  30. Busi Rizzi E, Schininà V, Ferraro F, Rovighi L, Cristoforo M, Chiappetta D, Lisena F, Lauria F, Bibbolino C: Radiological findings of pneumonia in patients with swine-origin influenza A virus (H1N1) [in English, Italian]. Radiol Med. 2010, 115: 507-515. 10.1007/s11547-010-0553-9.View ArticleGoogle Scholar
  31. Kim EA, Lee KS, Primack SL, Yoon HK, Byun HS, Kim TS, Suh GY, Kwon OJ, Han J: Viral pneumonias in adults: radiologic and pathologic findings. Radiographics. 2002, 22 (Spec No): S137-S149.View ArticlePubMedGoogle Scholar
  32. Kehl SC, Kumar S: Utilization of nucleic acid amplification assays for the detection of respiratory viruses. Clin Lab Med. 2009, 29: 661-671. 10.1016/j.cll.2009.07.008.View ArticlePubMedGoogle Scholar
  33. Marcos MA, Esperatti M, Torres A: Viral pneumonia. Curr Opin Infect Dis. 2009, 22: 143-147. 10.1097/QCO.0b013e328328cf65.View ArticlePubMedGoogle Scholar
  34. Ljungman P: Treatment of adenovirus infections in the immunocompromised host.

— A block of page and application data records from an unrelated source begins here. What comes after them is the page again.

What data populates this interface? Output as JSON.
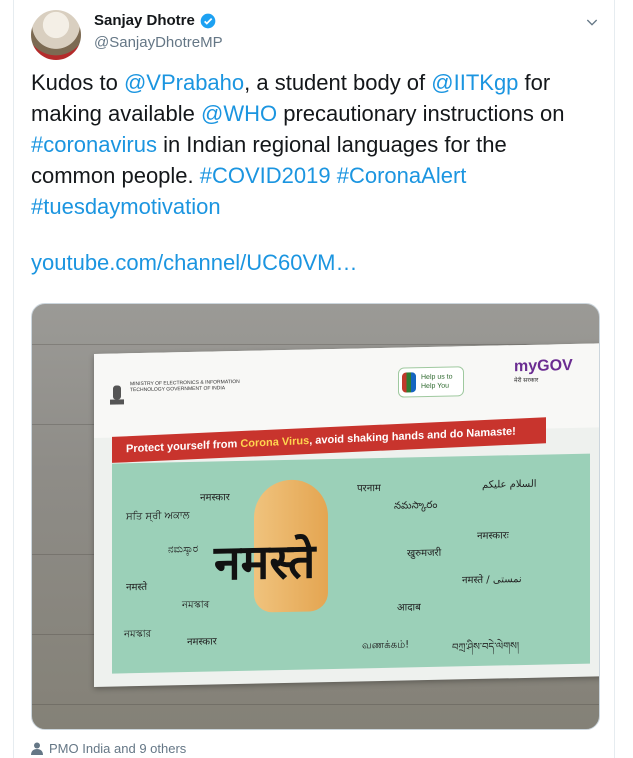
{
  "tweet": {
    "display_name": "Sanjay Dhotre",
    "handle": "@SanjayDhotreMP",
    "text_parts": [
      {
        "t": "Kudos to ",
        "link": false
      },
      {
        "t": "@VPrabaho",
        "link": true
      },
      {
        "t": ", a student body of ",
        "link": false
      },
      {
        "t": "@IITKgp",
        "link": true
      },
      {
        "t": " for making available ",
        "link": false
      },
      {
        "t": "@WHO",
        "link": true
      },
      {
        "t": " precautionary instructions on ",
        "link": false
      },
      {
        "t": "#coronavirus",
        "link": true
      },
      {
        "t": " in Indian regional languages for the common people. ",
        "link": false
      },
      {
        "t": "#COVID2019",
        "link": true
      },
      {
        "t": " ",
        "link": false
      },
      {
        "t": "#CoronaAlert",
        "link": true
      },
      {
        "t": " ",
        "link": false
      },
      {
        "t": "#tuesdaymotivation",
        "link": true
      }
    ],
    "url": "youtube.com/channel/UC60VM…",
    "footer": "PMO India and 9 others"
  },
  "poster": {
    "ministry": "MINISTRY OF ELECTRONICS & INFORMATION TECHNOLOGY GOVERNMENT OF INDIA",
    "helpus": "Help us to Help You",
    "mygov": "myGOV",
    "mygov_sub": "मेरी सरकार",
    "banner_pre": "Protect yourself from ",
    "banner_hl": "Corona Virus",
    "banner_post": ", avoid shaking hands and do Namaste!",
    "big_word": "नमस्ते",
    "words": [
      "नमस्कार",
      "परनाम",
      "السلام عليكم",
      "ਸਤਿ ਸ੍ਰੀ ਅਕਾਲ",
      "నమస్కారం",
      "नमस्कारः",
      "ನಮಸ್ಕಾರ",
      "खुरुमजरी",
      "नमस्ते",
      "नमस्ते / نمستی",
      "নমস্কাৰ",
      "आदाब",
      "নমস্কার",
      "नमस्कार",
      "வணக்கம்!",
      "བཀྲ་ཤིས་བདེ་ལེགས།"
    ]
  },
  "colors": {
    "link": "#1b95e0",
    "banner": "#c8342d",
    "panel": "#9bd0b8"
  }
}
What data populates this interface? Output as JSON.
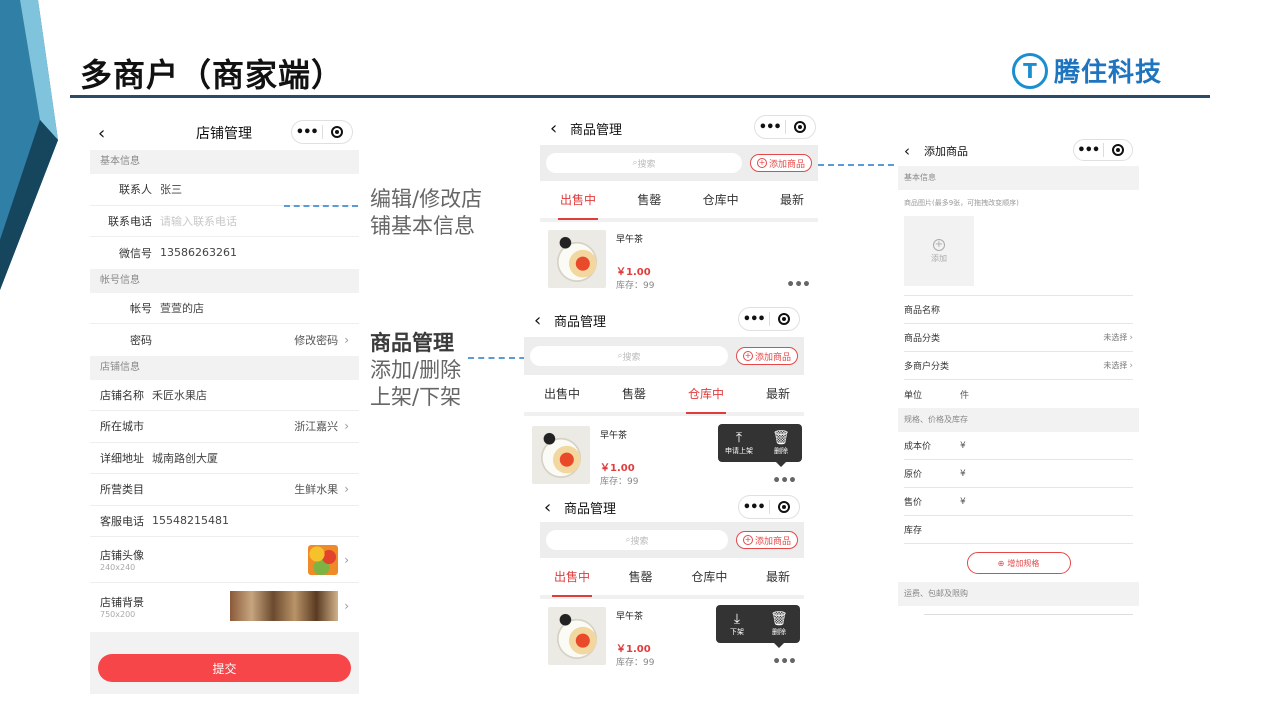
{
  "slide": {
    "title": "多商户（商家端）",
    "logo_text": "腾住科技",
    "logo_mark": "T"
  },
  "colors": {
    "accent_red": "#e54848",
    "submit_red": "#f7464a",
    "rule": "#2d4b66",
    "dash": "#5b9bd5"
  },
  "annotations": {
    "a1": [
      "编辑/修改店",
      "铺基本信息"
    ],
    "a2_title": "商品管理",
    "a2": [
      "添加/删除",
      "上架/下架"
    ]
  },
  "shop": {
    "title": "店铺管理",
    "sections": {
      "basic": "基本信息",
      "account": "帐号信息",
      "store": "店铺信息"
    },
    "contact_label": "联系人",
    "contact_value": "张三",
    "phone_label": "联系电话",
    "phone_placeholder": "请输入联系电话",
    "wechat_label": "微信号",
    "wechat_value": "13586263261",
    "account_label": "帐号",
    "account_value": "萱萱的店",
    "password_label": "密码",
    "password_action": "修改密码",
    "store_name_label": "店铺名称",
    "store_name_value": "禾匠水果店",
    "city_label": "所在城市",
    "city_value": "浙江嘉兴",
    "address_label": "详细地址",
    "address_value": "城南路创大厦",
    "category_label": "所营类目",
    "category_value": "生鲜水果",
    "service_label": "客服电话",
    "service_value": "15548215481",
    "avatar_label": "店铺头像",
    "avatar_size": "240x240",
    "bg_label": "店铺背景",
    "bg_size": "750x200",
    "submit": "提交"
  },
  "goods": {
    "title": "商品管理",
    "search": "搜索",
    "add": "添加商品",
    "tabs": [
      "出售中",
      "售罄",
      "仓库中",
      "最新"
    ],
    "product_name": "早午茶",
    "price": "￥1.00",
    "stock": "库存：99",
    "actions_warehouse": [
      "申请上架",
      "删除"
    ],
    "actions_selling": [
      "下架",
      "删除"
    ]
  },
  "add_product": {
    "title": "添加商品",
    "basic": "基本信息",
    "image_label": "商品图片",
    "image_hint": "(最多9张，可拖拽改变顺序)",
    "upload": "添加",
    "name_label": "商品名称",
    "cat_label": "商品分类",
    "cat_value": "未选择",
    "mcat_label": "多商户分类",
    "mcat_value": "未选择",
    "unit_label": "单位",
    "unit_value": "件",
    "spec_section": "规格、价格及库存",
    "cost_label": "成本价",
    "orig_label": "原价",
    "sale_label": "售价",
    "stock_label": "库存",
    "yen": "¥",
    "add_spec": "增加规格",
    "ship_section": "运费、包邮及限购"
  }
}
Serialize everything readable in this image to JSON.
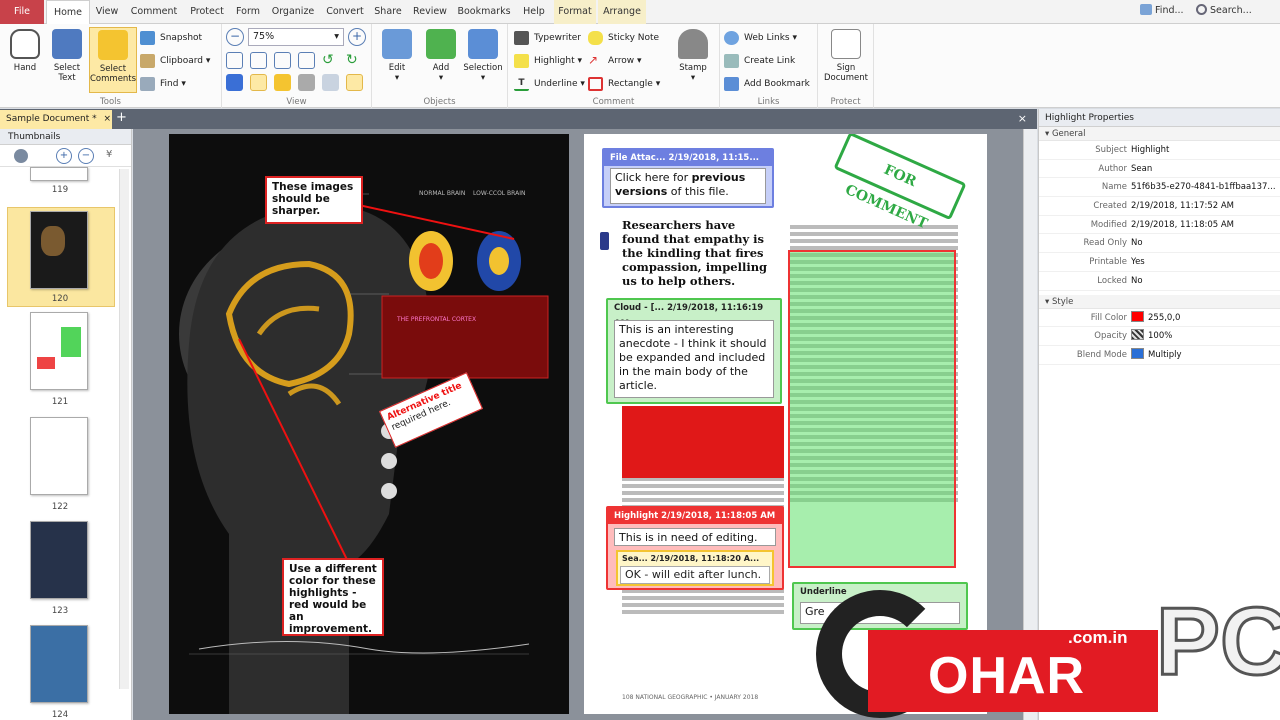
{
  "tabs": [
    "File",
    "Home",
    "View",
    "Comment",
    "Protect",
    "Form",
    "Organize",
    "Convert",
    "Share",
    "Review",
    "Bookmarks",
    "Help",
    "Format",
    "Arrange"
  ],
  "topright": {
    "find": "Find...",
    "search": "Search..."
  },
  "ribbon": {
    "tools": {
      "hand": "Hand",
      "select_text": "Select Text",
      "select_comments": "Select Comments",
      "snapshot": "Snapshot",
      "clipboard": "Clipboard",
      "find": "Find",
      "group": "Tools"
    },
    "view": {
      "zoom": "75%",
      "group": "View"
    },
    "objects": {
      "edit": "Edit",
      "add": "Add",
      "selection": "Selection",
      "group": "Objects"
    },
    "comment": {
      "typewriter": "Typewriter",
      "sticky_note": "Sticky Note",
      "highlight": "Highlight",
      "arrow": "Arrow",
      "underline": "Underline",
      "rectangle": "Rectangle",
      "stamp": "Stamp",
      "group": "Comment"
    },
    "links": {
      "web_links": "Web Links",
      "create_link": "Create Link",
      "add_bookmark": "Add Bookmark",
      "group": "Links"
    },
    "protect": {
      "sign_document": "Sign Document",
      "group": "Protect"
    }
  },
  "document": {
    "tab": "Sample Document *",
    "plus": "+",
    "close": "×"
  },
  "thumbnails": {
    "title": "Thumbnails",
    "pages": [
      "119",
      "120",
      "121",
      "122",
      "123",
      "124"
    ]
  },
  "left_page": {
    "note_top": "These images should be sharper.",
    "note_bottom": "Use a different color for these highlights - red would be an improvement.",
    "alt_title_1": "Alternative title",
    "alt_title_2": "required here.",
    "label_normal": "NORMAL BRAIN",
    "label_low": "LOW-CCOL BRAIN",
    "box_title": "THE PREFRONTAL CORTEX"
  },
  "right_page": {
    "file_attach_hdr": "File Attac... 2/19/2018, 11:15...",
    "file_attach_body_1": "Click here for ",
    "file_attach_bold_1": "previous versions",
    "file_attach_body_2": " of this file.",
    "headline": "Researchers have found that empathy is the kindling that fires compassion, impelling us to help others.",
    "cloud_hdr": "Cloud - [... 2/19/2018, 11:16:19 AM",
    "cloud_body": "This is an interesting anecdote - I think it should be expanded and included in the main body of the article.",
    "highlight_hdr": "Highlight  2/19/2018, 11:18:05 AM",
    "highlight_body": "This is in need of editing.",
    "reply_hdr": "Sea... 2/19/2018, 11:18:20 A...",
    "reply_body": "OK - will edit after lunch.",
    "underline_hdr": "Underline",
    "underline_body": "Gre",
    "stamp": "FOR COMMENT",
    "footer": "108  NATIONAL GEOGRAPHIC • JANUARY 2018"
  },
  "properties": {
    "title": "Highlight Properties",
    "general": "General",
    "style": "Style",
    "rows": [
      {
        "k": "Subject",
        "v": "Highlight"
      },
      {
        "k": "Author",
        "v": "Sean"
      },
      {
        "k": "Name",
        "v": "51f6b35-e270-4841-b1ffbaa137..."
      },
      {
        "k": "Created",
        "v": "2/19/2018, 11:17:52 AM"
      },
      {
        "k": "Modified",
        "v": "2/19/2018, 11:18:05 AM"
      },
      {
        "k": "Read Only",
        "v": "No"
      },
      {
        "k": "Printable",
        "v": "Yes"
      },
      {
        "k": "Locked",
        "v": "No"
      }
    ],
    "style_rows": [
      {
        "k": "Fill Color",
        "v": "255,0,0"
      },
      {
        "k": "Opacity",
        "v": "100%"
      },
      {
        "k": "Blend Mode",
        "v": "Multiply"
      }
    ]
  },
  "watermark": {
    "domain": ".com.in",
    "brand": "OHAR",
    "pc": "PC"
  },
  "colors": {
    "file_tab": "#c8424a",
    "select_hl": "#fde9a5",
    "red": "#ee1d1d",
    "green": "#42c94a",
    "blue": "#5b6fd6"
  }
}
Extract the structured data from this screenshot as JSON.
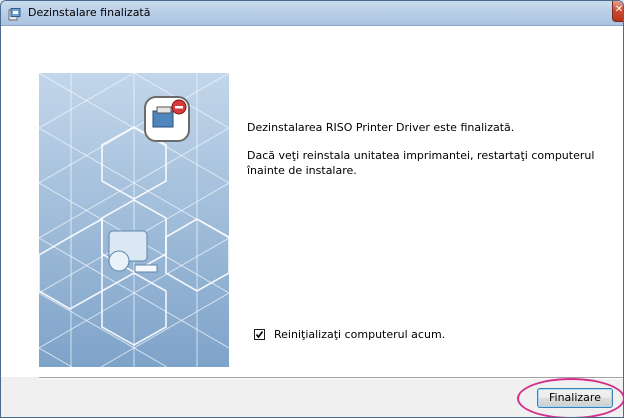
{
  "window": {
    "title": "Dezinstalare finalizată",
    "close_glyph": "✕",
    "title_icon": "installer-icon"
  },
  "content": {
    "message_primary": "Dezinstalarea RISO Printer Driver este finalizată.",
    "message_secondary": "Dacă veţi reinstala unitatea imprimantei, restartaţi computerul înainte de instalare.",
    "restart_checkbox_label": "Reiniţializaţi computerul acum.",
    "restart_checked": true
  },
  "footer": {
    "finish_label": "Finalizare"
  },
  "colors": {
    "highlight": "#d4308b",
    "title_bar": "#b6cde6"
  }
}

Eur J Clin Microbiol Infect Dis. 2004, 23: 583-588.View ArticlePubMedGoogle Scholar

Copyright

© Clark et al; licensee BioMed Central Ltd. 2011

This article is published under license to BioMed Central Ltd. This is an Open Access article distributed under the terms of the Creative Commons Attribution License (http://creativecommons.org/licenses/by/2.0), which permits unrestricted use, distribution, and reproduction in any medium, provided the original work is properly cited.